ASSIGNMENT
Repeat the entries beneath in their entirety, precisely as given.

:::::

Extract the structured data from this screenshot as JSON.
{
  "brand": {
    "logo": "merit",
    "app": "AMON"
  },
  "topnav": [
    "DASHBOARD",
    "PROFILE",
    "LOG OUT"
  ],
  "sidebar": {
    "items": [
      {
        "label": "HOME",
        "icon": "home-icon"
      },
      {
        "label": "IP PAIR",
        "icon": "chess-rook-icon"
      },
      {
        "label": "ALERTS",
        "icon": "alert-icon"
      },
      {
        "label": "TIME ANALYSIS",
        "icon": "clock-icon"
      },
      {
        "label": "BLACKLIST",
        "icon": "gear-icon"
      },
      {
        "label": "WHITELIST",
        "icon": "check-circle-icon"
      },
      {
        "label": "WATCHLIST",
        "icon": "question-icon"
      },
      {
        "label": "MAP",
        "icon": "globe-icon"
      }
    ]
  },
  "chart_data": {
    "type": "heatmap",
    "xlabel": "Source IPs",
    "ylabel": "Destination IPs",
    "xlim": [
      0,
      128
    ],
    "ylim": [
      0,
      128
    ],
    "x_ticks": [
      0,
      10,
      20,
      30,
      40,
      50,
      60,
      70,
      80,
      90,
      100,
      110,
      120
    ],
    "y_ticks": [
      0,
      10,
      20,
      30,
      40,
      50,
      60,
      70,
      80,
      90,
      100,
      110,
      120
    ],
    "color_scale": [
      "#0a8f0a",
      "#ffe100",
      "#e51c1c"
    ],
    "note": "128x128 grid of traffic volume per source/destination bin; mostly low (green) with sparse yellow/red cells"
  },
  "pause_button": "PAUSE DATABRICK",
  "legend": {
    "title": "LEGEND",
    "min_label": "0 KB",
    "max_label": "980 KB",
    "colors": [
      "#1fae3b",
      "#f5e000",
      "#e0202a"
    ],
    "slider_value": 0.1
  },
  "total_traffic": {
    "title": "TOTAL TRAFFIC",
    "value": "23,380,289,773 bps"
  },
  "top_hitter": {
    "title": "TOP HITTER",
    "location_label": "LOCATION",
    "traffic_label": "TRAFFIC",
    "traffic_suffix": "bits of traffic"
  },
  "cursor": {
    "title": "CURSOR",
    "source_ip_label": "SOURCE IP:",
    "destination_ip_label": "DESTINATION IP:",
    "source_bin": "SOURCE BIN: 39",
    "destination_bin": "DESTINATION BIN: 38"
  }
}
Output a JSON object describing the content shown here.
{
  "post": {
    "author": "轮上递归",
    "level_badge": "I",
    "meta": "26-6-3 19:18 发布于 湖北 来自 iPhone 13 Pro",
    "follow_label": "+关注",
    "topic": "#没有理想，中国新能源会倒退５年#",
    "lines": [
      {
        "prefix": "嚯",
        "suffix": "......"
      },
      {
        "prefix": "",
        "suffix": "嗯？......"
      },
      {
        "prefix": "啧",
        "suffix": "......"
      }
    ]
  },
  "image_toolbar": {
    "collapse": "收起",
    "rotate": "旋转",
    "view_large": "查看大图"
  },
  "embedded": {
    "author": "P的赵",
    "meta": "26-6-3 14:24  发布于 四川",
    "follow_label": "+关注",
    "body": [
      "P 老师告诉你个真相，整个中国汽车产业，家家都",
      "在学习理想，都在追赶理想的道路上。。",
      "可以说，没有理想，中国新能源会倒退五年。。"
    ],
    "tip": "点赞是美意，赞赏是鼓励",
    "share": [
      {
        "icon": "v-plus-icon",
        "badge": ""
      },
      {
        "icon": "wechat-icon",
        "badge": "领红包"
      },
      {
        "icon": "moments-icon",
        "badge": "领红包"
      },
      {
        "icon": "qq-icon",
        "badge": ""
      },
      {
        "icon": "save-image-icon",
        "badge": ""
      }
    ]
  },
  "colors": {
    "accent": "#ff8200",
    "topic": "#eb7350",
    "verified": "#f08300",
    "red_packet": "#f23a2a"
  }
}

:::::

OUTPUT OF THE TASK
Extract the structured data from this screenshot as JSON.
{
  "brand": {
    "logo": "merit",
    "app": "AMON"
  },
  "topnav": [
    "DASHBOARD",
    "PROFILE",
    "LOG OUT"
  ],
  "sidebar": {
    "items": [
      {
        "label": "HOME",
        "icon": "home-icon"
      },
      {
        "label": "IP PAIR",
        "icon": "chess-rook-icon"
      },
      {
        "label": "ALERTS",
        "icon": "alert-icon"
      },
      {
        "label": "TIME ANALYSIS",
        "icon": "clock-icon"
      },
      {
        "label": "BLACKLIST",
        "icon": "gear-icon"
      },
      {
        "label": "WHITELIST",
        "icon": "check-circle-icon"
      },
      {
        "label": "WATCHLIST",
        "icon": "question-icon"
      },
      {
        "label": "MAP",
        "icon": "globe-icon"
      }
    ]
  },
  "chart_data": {
    "type": "heatmap",
    "xlabel": "Source IPs",
    "ylabel": "Destination IPs",
    "xlim": [
      0,
      128
    ],
    "ylim": [
      0,
      128
    ],
    "x_ticks": [
      0,
      10,
      20,
      30,
      40,
      50,
      60,
      70,
      80,
      90,
      100,
      110,
      120
    ],
    "y_ticks": [
      0,
      10,
      20,
      30,
      40,
      50,
      60,
      70,
      80,
      90,
      100,
      110,
      120
    ],
    "color_scale": [
      "#0a8f0a",
      "#ffe100",
      "#e51c1c"
    ],
    "note": "128x128 grid of traffic volume per source/destination bin; mostly low (green) with sparse yellow/red cells"
  },
  "pause_button": "PAUSE DATABRICK",
  "legend": {
    "title": "LEGEND",
    "min_label": "0 KB",
    "max_label": "980 KB",
    "colors": [
      "#1fae3b",
      "#f5e000",
      "#e0202a"
    ],
    "slider_value": 0.1
  },
  "total_traffic": {
    "title": "TOTAL TRAFFIC",
    "value": "23,380,289,773 bps"
  },
  "top_hitter": {
    "title": "TOP HITTER",
    "location_label": "LOCATION",
    "traffic_label": "TRAFFIC",
    "traffic_suffix": "bits of traffic"
  },
  "cursor": {
    "title": "CURSOR",
    "source_ip_label": "SOURCE IP:",
    "destination_ip_label": "DESTINATION IP:",
    "source_bin": "SOURCE BIN: 39",
    "destination_bin": "DESTINATION BIN: 38"
  }
}
Output a JSON object describing the content shown here.
{
  "post": {
    "author": "轮上递归",
    "level_badge": "I",
    "meta": "26-6-3 19:18 发布于 湖北 来自 iPhone 13 Pro",
    "follow_label": "+关注",
    "topic": "#没有理想，中国新能源会倒退５年#",
    "lines": [
      {
        "prefix": "嚯",
        "suffix": "......"
      },
      {
        "prefix": "",
        "suffix": "嗯？......"
      },
      {
        "prefix": "啧",
        "suffix": "......"
      }
    ]
  },
  "image_toolbar": {
    "collapse": "收起",
    "rotate": "旋转",
    "view_large": "查看大图"
  },
  "embedded": {
    "author": "P的赵",
    "meta": "26-6-3 14:24  发布于 四川",
    "follow_label": "+关注",
    "body": [
      "P 老师告诉你个真相，整个中国汽车产业，家家都",
      "在学习理想，都在追赶理想的道路上。。",
      "可以说，没有理想，中国新能源会倒退五年。。"
    ],
    "tip": "点赞是美意，赞赏是鼓励",
    "share": [
      {
        "icon": "v-plus-icon",
        "badge": ""
      },
      {
        "icon": "wechat-icon",
        "badge": "领红包"
      },
      {
        "icon": "moments-icon",
        "badge": "领红包"
      },
      {
        "icon": "qq-icon",
        "badge": ""
      },
      {
        "icon": "save-image-icon",
        "badge": ""
      }
    ]
  },
  "colors": {
    "accent": "#ff8200",
    "topic": "#eb7350",
    "verified": "#f08300",
    "red_packet": "#f23a2a"
  }
}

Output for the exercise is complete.